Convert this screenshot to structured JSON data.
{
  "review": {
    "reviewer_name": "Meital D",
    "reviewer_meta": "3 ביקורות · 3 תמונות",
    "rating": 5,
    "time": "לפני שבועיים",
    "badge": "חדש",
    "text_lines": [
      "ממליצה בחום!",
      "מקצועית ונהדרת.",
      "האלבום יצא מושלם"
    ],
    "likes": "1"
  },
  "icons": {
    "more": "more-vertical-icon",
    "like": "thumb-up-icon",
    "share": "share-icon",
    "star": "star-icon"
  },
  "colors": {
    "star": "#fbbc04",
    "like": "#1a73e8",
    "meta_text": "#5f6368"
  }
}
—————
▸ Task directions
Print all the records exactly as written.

▸ Response below
Convert this screenshot to structured JSON data.
{
  "review": {
    "reviewer_name": "Meital D",
    "reviewer_meta": "3 ביקורות · 3 תמונות",
    "rating": 5,
    "time": "לפני שבועיים",
    "badge": "חדש",
    "text_lines": [
      "ממליצה בחום!",
      "מקצועית ונהדרת.",
      "האלבום יצא מושלם"
    ],
    "likes": "1"
  },
  "icons": {
    "more": "more-vertical-icon",
    "like": "thumb-up-icon",
    "share": "share-icon",
    "star": "star-icon"
  },
  "colors": {
    "star": "#fbbc04",
    "like": "#1a73e8",
    "meta_text": "#5f6368"
  }
}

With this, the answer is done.